(Saved data entries)
-*-*-

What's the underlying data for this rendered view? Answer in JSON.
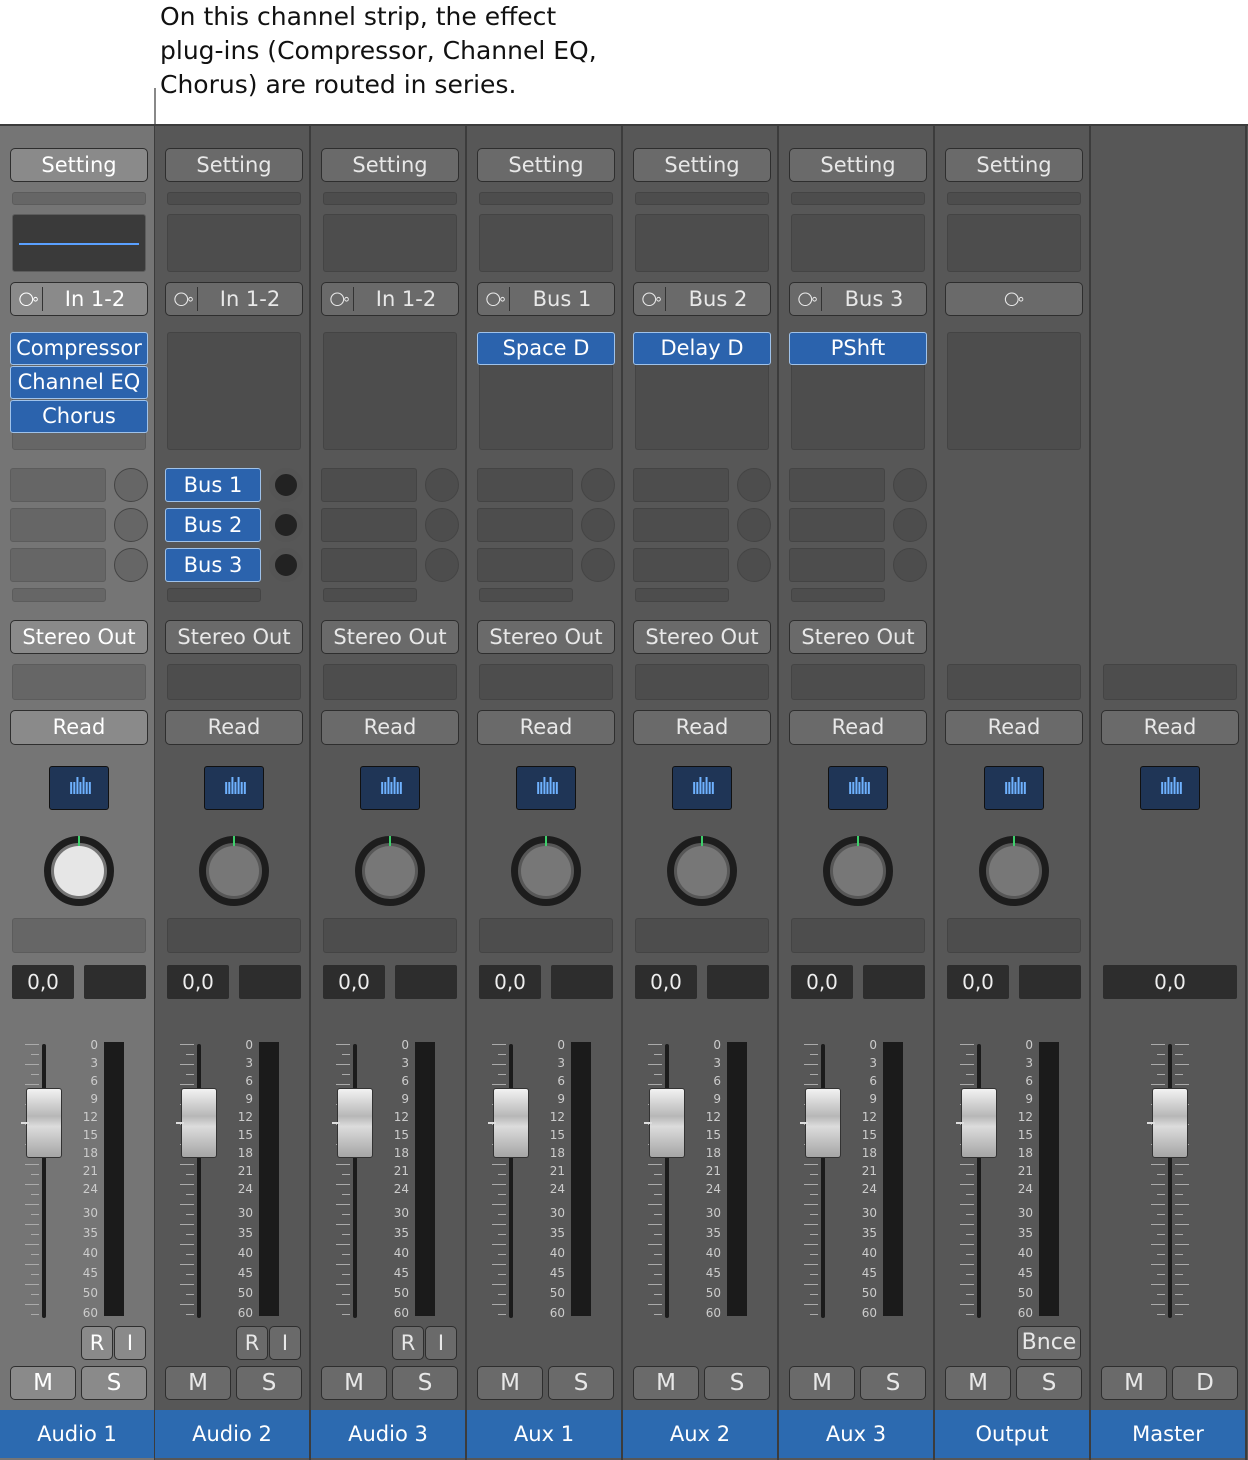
{
  "callout": "On this channel strip, the effect\nplug-ins (Compressor, Channel EQ,\nChorus) are routed in series.",
  "common": {
    "setting_label": "Setting",
    "read_label": "Read",
    "volume_value": "0,0",
    "mute_label": "M",
    "solo_label": "S",
    "dim_label": "D",
    "record_label": "R",
    "input_label": "I",
    "bounce_label": "Bnce",
    "stereo_link_icon": "link-rings-icon",
    "waveform_icon": "waveform-icon"
  },
  "meter_scale": [
    "0",
    "3",
    "6",
    "9",
    "12",
    "15",
    "18",
    "21",
    "24",
    "30",
    "35",
    "40",
    "45",
    "50",
    "60"
  ],
  "strips": [
    {
      "name": "Audio 1",
      "input": "In 1-2",
      "plugins": [
        "Compressor",
        "Channel EQ",
        "Chorus"
      ],
      "sends": [],
      "output": "Stereo Out",
      "selected": true
    },
    {
      "name": "Audio 2",
      "input": "In 1-2",
      "plugins": [],
      "sends": [
        "Bus 1",
        "Bus 2",
        "Bus 3"
      ],
      "output": "Stereo Out"
    },
    {
      "name": "Audio 3",
      "input": "In 1-2",
      "plugins": [],
      "sends": [],
      "output": "Stereo Out"
    },
    {
      "name": "Aux 1",
      "input": "Bus 1",
      "plugins": [
        "Space D"
      ],
      "sends": [],
      "output": "Stereo Out"
    },
    {
      "name": "Aux 2",
      "input": "Bus 2",
      "plugins": [
        "Delay D"
      ],
      "sends": [],
      "output": "Stereo Out"
    },
    {
      "name": "Aux 3",
      "input": "Bus 3",
      "plugins": [
        "PShft"
      ],
      "sends": [],
      "output": "Stereo Out"
    },
    {
      "name": "Output",
      "input": "",
      "plugins": [],
      "sends": [],
      "output": ""
    },
    {
      "name": "Master",
      "input": "",
      "plugins": [],
      "sends": [],
      "output": ""
    }
  ]
}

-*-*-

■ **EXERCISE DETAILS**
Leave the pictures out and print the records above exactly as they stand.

■ **SOLUTION**
What's the underlying data for this rendered view? Answer in JSON.
{
  "callout": "On this channel strip, the effect\nplug-ins (Compressor, Channel EQ,\nChorus) are routed in series.",
  "common": {
    "setting_label": "Setting",
    "read_label": "Read",
    "volume_value": "0,0",
    "mute_label": "M",
    "solo_label": "S",
    "dim_label": "D",
    "record_label": "R",
    "input_label": "I",
    "bounce_label": "Bnce",
    "stereo_link_icon": "link-rings-icon",
    "waveform_icon": "waveform-icon"
  },
  "meter_scale": [
    "0",
    "3",
    "6",
    "9",
    "12",
    "15",
    "18",
    "21",
    "24",
    "30",
    "35",
    "40",
    "45",
    "50",
    "60"
  ],
  "strips": [
    {
      "name": "Audio 1",
      "input": "In 1-2",
      "plugins": [
        "Compressor",
        "Channel EQ",
        "Chorus"
      ],
      "sends": [],
      "output": "Stereo Out",
      "selected": true
    },
    {
      "name": "Audio 2",
      "input": "In 1-2",
      "plugins": [],
      "sends": [
        "Bus 1",
        "Bus 2",
        "Bus 3"
      ],
      "output": "Stereo Out"
    },
    {
      "name": "Audio 3",
      "input": "In 1-2",
      "plugins": [],
      "sends": [],
      "output": "Stereo Out"
    },
    {
      "name": "Aux 1",
      "input": "Bus 1",
      "plugins": [
        "Space D"
      ],
      "sends": [],
      "output": "Stereo Out"
    },
    {
      "name": "Aux 2",
      "input": "Bus 2",
      "plugins": [
        "Delay D"
      ],
      "sends": [],
      "output": "Stereo Out"
    },
    {
      "name": "Aux 3",
      "input": "Bus 3",
      "plugins": [
        "PShft"
      ],
      "sends": [],
      "output": "Stereo Out"
    },
    {
      "name": "Output",
      "input": "",
      "plugins": [],
      "sends": [],
      "output": ""
    },
    {
      "name": "Master",
      "input": "",
      "plugins": [],
      "sends": [],
      "output": ""
    }
  ]
}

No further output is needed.